Problem: Taking the data below line by line, count those that include the word "time" and report the number alone.

Source records:
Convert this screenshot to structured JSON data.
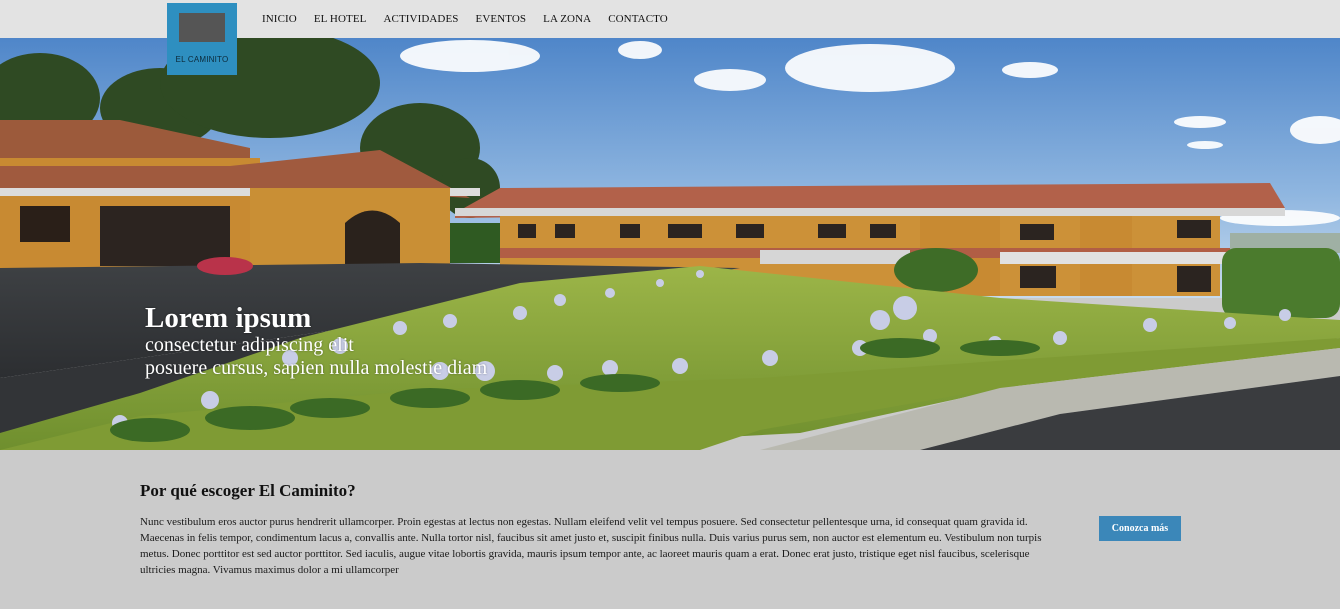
{
  "brand": {
    "logo_text": "EL CAMINITO"
  },
  "nav": {
    "items": [
      {
        "label": "INICIO"
      },
      {
        "label": "EL HOTEL"
      },
      {
        "label": "ACTIVIDADES"
      },
      {
        "label": "EVENTOS"
      },
      {
        "label": "LA ZONA"
      },
      {
        "label": "CONTACTO"
      }
    ]
  },
  "hero": {
    "title": "Lorem ipsum",
    "line1": "consectetur adipiscing elit",
    "line2": "posuere cursus, sapien nulla molestie diam"
  },
  "section": {
    "heading": "Por qué escoger El Caminito?",
    "body": "Nunc vestibulum eros auctor purus hendrerit ullamcorper. Proin egestas at lectus non egestas. Nullam eleifend velit vel tempus posuere. Sed consectetur pellentesque urna, id consequat quam gravida id. Maecenas in felis tempor, condimentum lacus a, convallis ante. Nulla tortor nisl, faucibus sit amet justo et, suscipit finibus nulla. Duis varius purus sem, non auctor est elementum eu. Vestibulum non turpis metus. Donec porttitor est sed auctor porttitor. Sed iaculis, augue vitae lobortis gravida, mauris ipsum tempor ante, ac laoreet mauris quam a erat. Donec erat justo, tristique eget nisl faucibus, scelerisque ultricies magna. Vivamus maximus dolor a mi ullamcorper",
    "button_label": "Conozca más"
  },
  "colors": {
    "topbar": "#e3e3e3",
    "logo": "#2e8fc0",
    "button": "#3b87b9",
    "content_bg": "#cbcbcb"
  }
}
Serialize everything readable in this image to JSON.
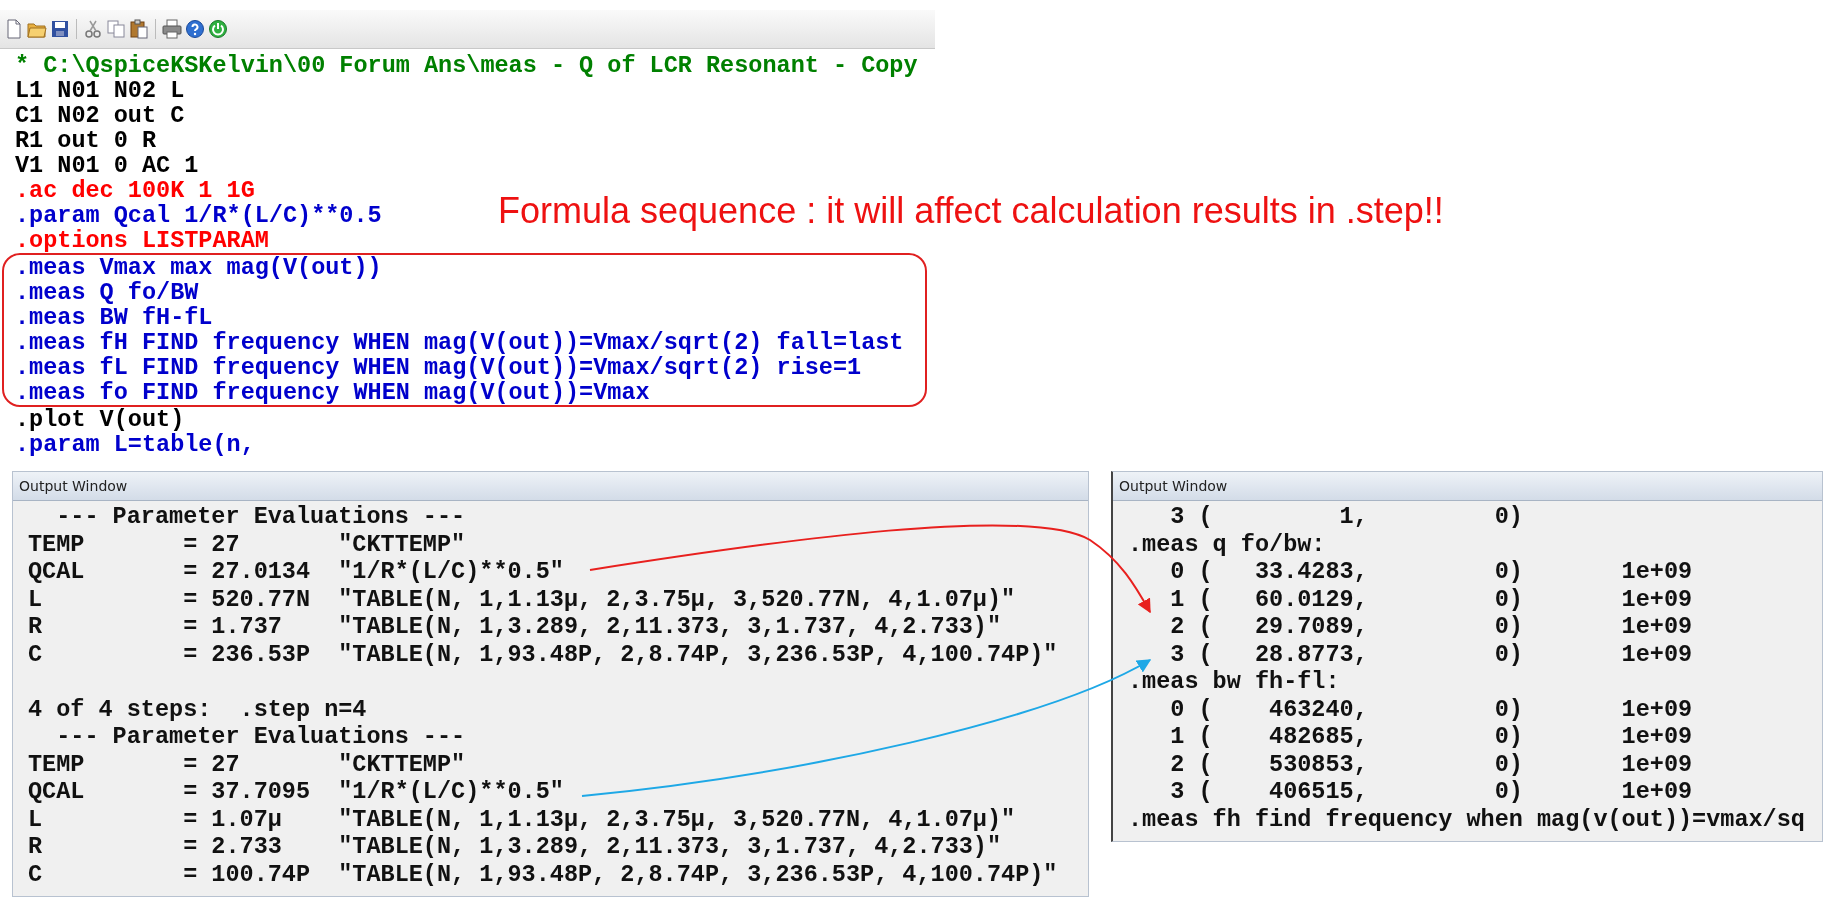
{
  "netlist": {
    "sections": [
      {
        "boxed": false,
        "lines": [
          {
            "text": "* C:\\QspiceKSKelvin\\00 Forum Ans\\meas - Q of LCR Resonant - Copy",
            "color": "#008000"
          },
          {
            "text": "L1 N01 N02 L",
            "color": "#000000"
          },
          {
            "text": "C1 N02 out C",
            "color": "#000000"
          },
          {
            "text": "R1 out 0 R",
            "color": "#000000"
          },
          {
            "text": "V1 N01 0 AC 1",
            "color": "#000000"
          },
          {
            "text": ".ac dec 100K 1 1G",
            "color": "#ff0000"
          },
          {
            "text": ".param Qcal 1/R*(L/C)**0.5",
            "color": "#0000cc"
          },
          {
            "text": ".options LISTPARAM",
            "color": "#ff0000"
          }
        ]
      },
      {
        "boxed": true,
        "lines": [
          {
            "text": ".meas Vmax max mag(V(out))",
            "color": "#0000cc"
          },
          {
            "text": ".meas Q fo/BW",
            "color": "#0000cc"
          },
          {
            "text": ".meas BW fH-fL",
            "color": "#0000cc"
          },
          {
            "text": ".meas fH FIND frequency WHEN mag(V(out))=Vmax/sqrt(2) fall=last",
            "color": "#0000cc"
          },
          {
            "text": ".meas fL FIND frequency WHEN mag(V(out))=Vmax/sqrt(2) rise=1",
            "color": "#0000cc"
          },
          {
            "text": ".meas fo FIND frequency WHEN mag(V(out))=Vmax",
            "color": "#0000cc"
          }
        ]
      },
      {
        "boxed": false,
        "lines": [
          {
            "text": ".plot V(out)",
            "color": "#000000"
          },
          {
            "text": ".param L=table(n,",
            "color": "#0000cc"
          }
        ]
      }
    ]
  },
  "annotation": {
    "text": "Formula sequence : it will affect calculation results in .step!!"
  },
  "output_windows": [
    {
      "title": "Output Window",
      "blocks": [
        {
          "lines": [
            "  --- Parameter Evaluations ---",
            "TEMP       = 27       \"CKTTEMP\"",
            "QCAL       = 27.0134  \"1/R*(L/C)**0.5\"",
            "L          = 520.77N  \"TABLE(N, 1,1.13µ, 2,3.75µ, 3,520.77N, 4,1.07µ)\"",
            "R          = 1.737    \"TABLE(N, 1,3.289, 2,11.373, 3,1.737, 4,2.733)\"",
            "C          = 236.53P  \"TABLE(N, 1,93.48P, 2,8.74P, 3,236.53P, 4,100.74P)\""
          ]
        },
        {
          "lines": [
            "4 of 4 steps:  .step n=4",
            "  --- Parameter Evaluations ---",
            "TEMP       = 27       \"CKTTEMP\"",
            "QCAL       = 37.7095  \"1/R*(L/C)**0.5\"",
            "L          = 1.07µ    \"TABLE(N, 1,1.13µ, 2,3.75µ, 3,520.77N, 4,1.07µ)\"",
            "R          = 2.733    \"TABLE(N, 1,3.289, 2,11.373, 3,1.737, 4,2.733)\"",
            "C          = 100.74P  \"TABLE(N, 1,93.48P, 2,8.74P, 3,236.53P, 4,100.74P)\""
          ]
        }
      ]
    },
    {
      "title": "Output Window",
      "blocks": [
        {
          "lines": [
            "   3 (         1,         0)",
            ".meas q fo/bw:",
            "   0 (   33.4283,         0)       1e+09",
            "   1 (   60.0129,         0)       1e+09",
            "   2 (   29.7089,         0)       1e+09",
            "   3 (   28.8773,         0)       1e+09",
            ".meas bw fh-fl:",
            "   0 (    463240,         0)       1e+09",
            "   1 (    482685,         0)       1e+09",
            "   2 (    530853,         0)       1e+09",
            "   3 (    406515,         0)       1e+09",
            ".meas fh find frequency when mag(v(out))=vmax/sq"
          ]
        }
      ]
    }
  ],
  "arrows": [
    {
      "color": "#e8201e"
    },
    {
      "color": "#1ea8e6"
    }
  ]
}
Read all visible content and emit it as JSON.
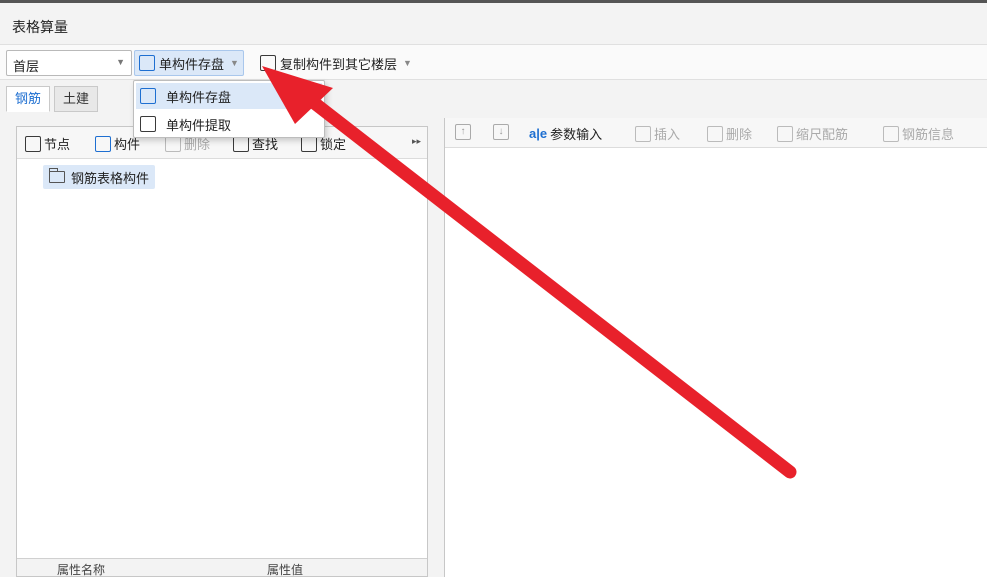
{
  "window": {
    "title": "表格算量"
  },
  "toolbar": {
    "floor_value": "首层",
    "save_single_label": "单构件存盘",
    "copy_to_floor_label": "复制构件到其它楼层"
  },
  "tabs": [
    {
      "label": "钢筋"
    },
    {
      "label": "土建"
    }
  ],
  "left_toolbar": {
    "node_label": "节点",
    "component_label": "构件",
    "delete_label": "删除",
    "find_label": "查找",
    "lock_label": "锁定"
  },
  "tree": {
    "items": [
      {
        "label": "钢筋表格构件"
      }
    ]
  },
  "left_footer": {
    "col1": "属性名称",
    "col2": "属性值"
  },
  "right_toolbar": {
    "param_input_label": "参数输入",
    "insert_label": "插入",
    "delete_label": "删除",
    "scale_rebar_label": "缩尺配筋",
    "rebar_info_label": "钢筋信息"
  },
  "dropdown_menu": {
    "items": [
      {
        "label": "单构件存盘"
      },
      {
        "label": "单构件提取"
      }
    ]
  },
  "annotation": {
    "arrow_color": "#e8212b"
  }
}
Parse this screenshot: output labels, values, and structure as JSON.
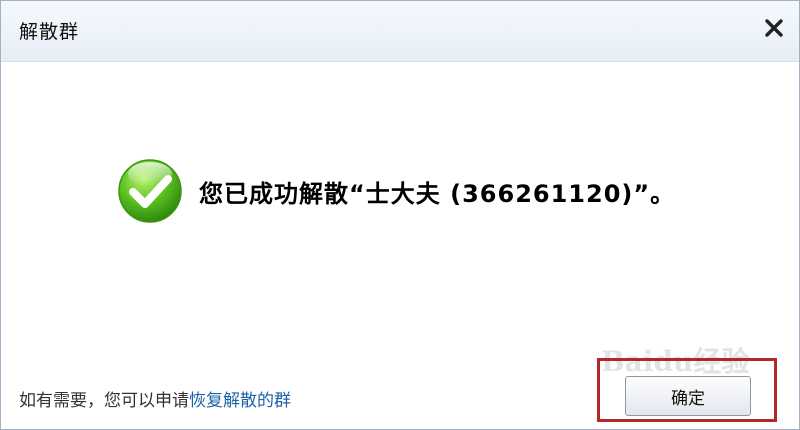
{
  "dialog": {
    "title": "解散群",
    "close_icon": "close-icon",
    "message": "您已成功解散“士大夫 (366261120)”。",
    "success_icon": "check-circle-icon",
    "footer_prefix": "如有需要，您可以申请",
    "footer_link": "恢复解散的群",
    "ok_label": "确定",
    "watermark": "Baidu经验"
  },
  "colors": {
    "link": "#1e63a8",
    "highlight_border": "#b3262b",
    "check_green": "#4fb41a"
  }
}
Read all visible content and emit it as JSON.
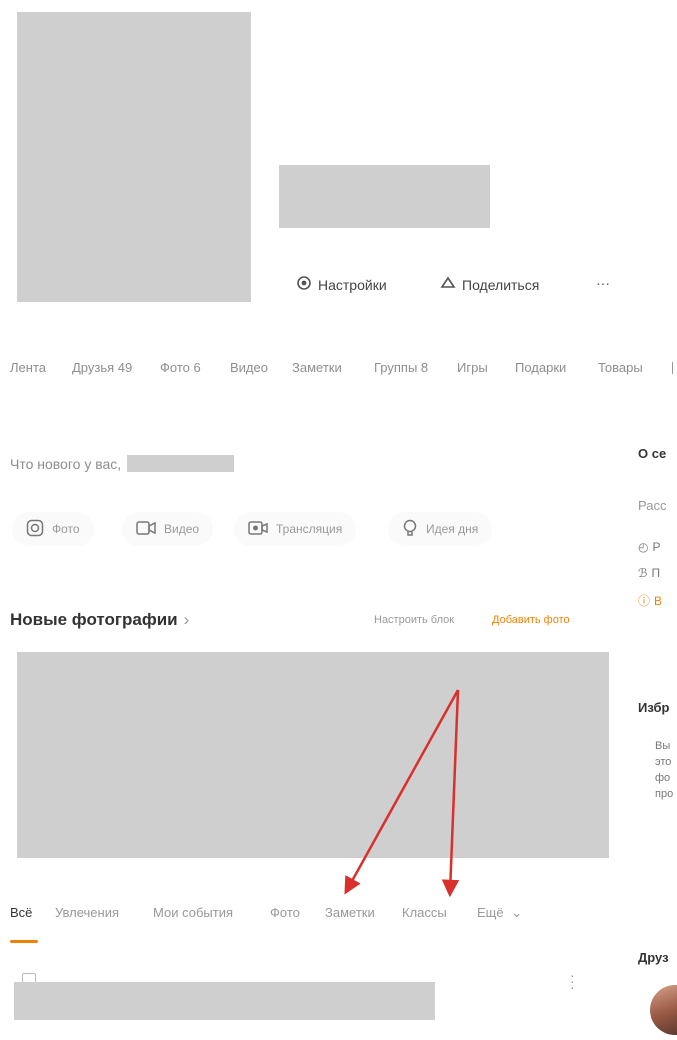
{
  "profile": {
    "settings_label": "Настройки",
    "share_label": "Поделиться",
    "more_label": "···"
  },
  "tabs": [
    {
      "label": "Лента"
    },
    {
      "label": "Друзья 49"
    },
    {
      "label": "Фото 6"
    },
    {
      "label": "Видео"
    },
    {
      "label": "Заметки"
    },
    {
      "label": "Группы 8"
    },
    {
      "label": "Игры"
    },
    {
      "label": "Подарки"
    },
    {
      "label": "Товары"
    }
  ],
  "composer": {
    "prompt": "Что нового у вас,",
    "actions": [
      {
        "label": "Фото",
        "icon": "camera-icon"
      },
      {
        "label": "Видео",
        "icon": "video-icon"
      },
      {
        "label": "Трансляция",
        "icon": "broadcast-icon"
      },
      {
        "label": "Идея дня",
        "icon": "lightbulb-icon"
      }
    ]
  },
  "photos_block": {
    "title": "Новые фотографии",
    "chevron": "›",
    "configure_label": "Настроить блок",
    "add_label": "Добавить фото"
  },
  "feed_filters": [
    {
      "label": "Всё",
      "active": true
    },
    {
      "label": "Увлечения"
    },
    {
      "label": "Мои события"
    },
    {
      "label": "Фото"
    },
    {
      "label": "Заметки"
    },
    {
      "label": "Классы"
    },
    {
      "label": "Ещё"
    }
  ],
  "sidebar": {
    "about_title": "О се",
    "about_text": "Расс",
    "row1": "Р",
    "row2": "П",
    "row3": "В",
    "featured_title": "Избр",
    "featured_lines": [
      "Вы",
      "это",
      "фо",
      "про"
    ],
    "friends_title": "Друз"
  },
  "colors": {
    "accent": "#ee8208",
    "arrow": "#d9302c"
  }
}
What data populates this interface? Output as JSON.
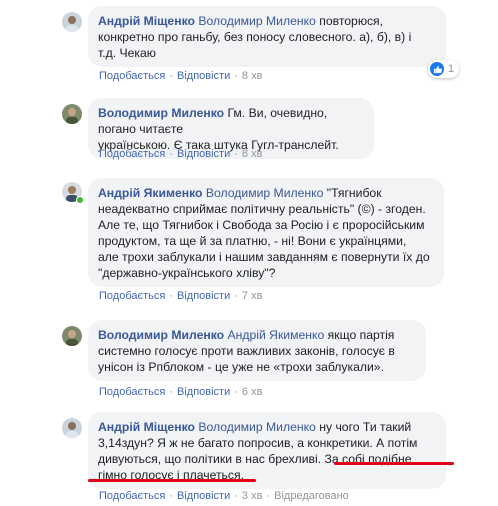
{
  "comments": [
    {
      "author": "Андрій Міщенко",
      "mention": "Володимир Миленко",
      "text_lines": [
        "повторюся,",
        "конкретно про ганьбу, без поносу словесного. а), б), в) і",
        "т.д. Чекаю"
      ],
      "like": "Подобається",
      "reply": "Відповісти",
      "time": "8 хв",
      "reaction_count": "1"
    },
    {
      "author": "Володимир Миленко",
      "text_lines": [
        "Гм. Ви, очевидно, погано читаєте",
        "українською. Є така штука Гугл-транслейт."
      ],
      "like": "Подобається",
      "reply": "Відповісти",
      "time": "8 хв"
    },
    {
      "author": "Андрій Якименко",
      "mention": "Володимир Миленко",
      "text_lines": [
        "\"Тягнибок",
        "неадекватно сприймає політичну реальність\" (©) - згоден.",
        "Але те, що Тягнибок і Свобода за Росію і є проросійським",
        "продуктом, та ще й за платню, - ні! Вони є українцями,",
        "але трохи заблукали і нашим завданням є повернути їх до",
        "\"державно-українського хліву\"?"
      ],
      "like": "Подобається",
      "reply": "Відповісти",
      "time": "7 хв"
    },
    {
      "author": "Володимир Миленко",
      "mention": "Андрій Якименко",
      "text_lines": [
        "якщо партія",
        "системно голосує проти важливих законів, голосує в",
        "унісон із Рпблоком - це уже не «трохи заблукали»."
      ],
      "like": "Подобається",
      "reply": "Відповісти",
      "time": "6 хв"
    },
    {
      "author": "Андрій Міщенко",
      "mention": "Володимир Миленко",
      "text_lines": [
        "ну чого Ти такий",
        "3,14здун? Я ж не багато попросив, а конкретики. А потім",
        "дивуються, що політики в нас брехливі. За собі подібне",
        "гімно голосує і плачеться."
      ],
      "like": "Подобається",
      "reply": "Відповісти",
      "time": "3 хв",
      "edited": "Відредаговано"
    }
  ],
  "colors": {
    "link": "#385898",
    "bubble": "#f2f3f5",
    "action_link": "#4267b2",
    "meta": "#90949c",
    "online": "#42b72a",
    "underline": "#e0001a",
    "like_badge": "#1877f2"
  },
  "icons": [
    "avatar-image",
    "online-status-icon",
    "like-reaction-icon"
  ]
}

Result of the exercise: 5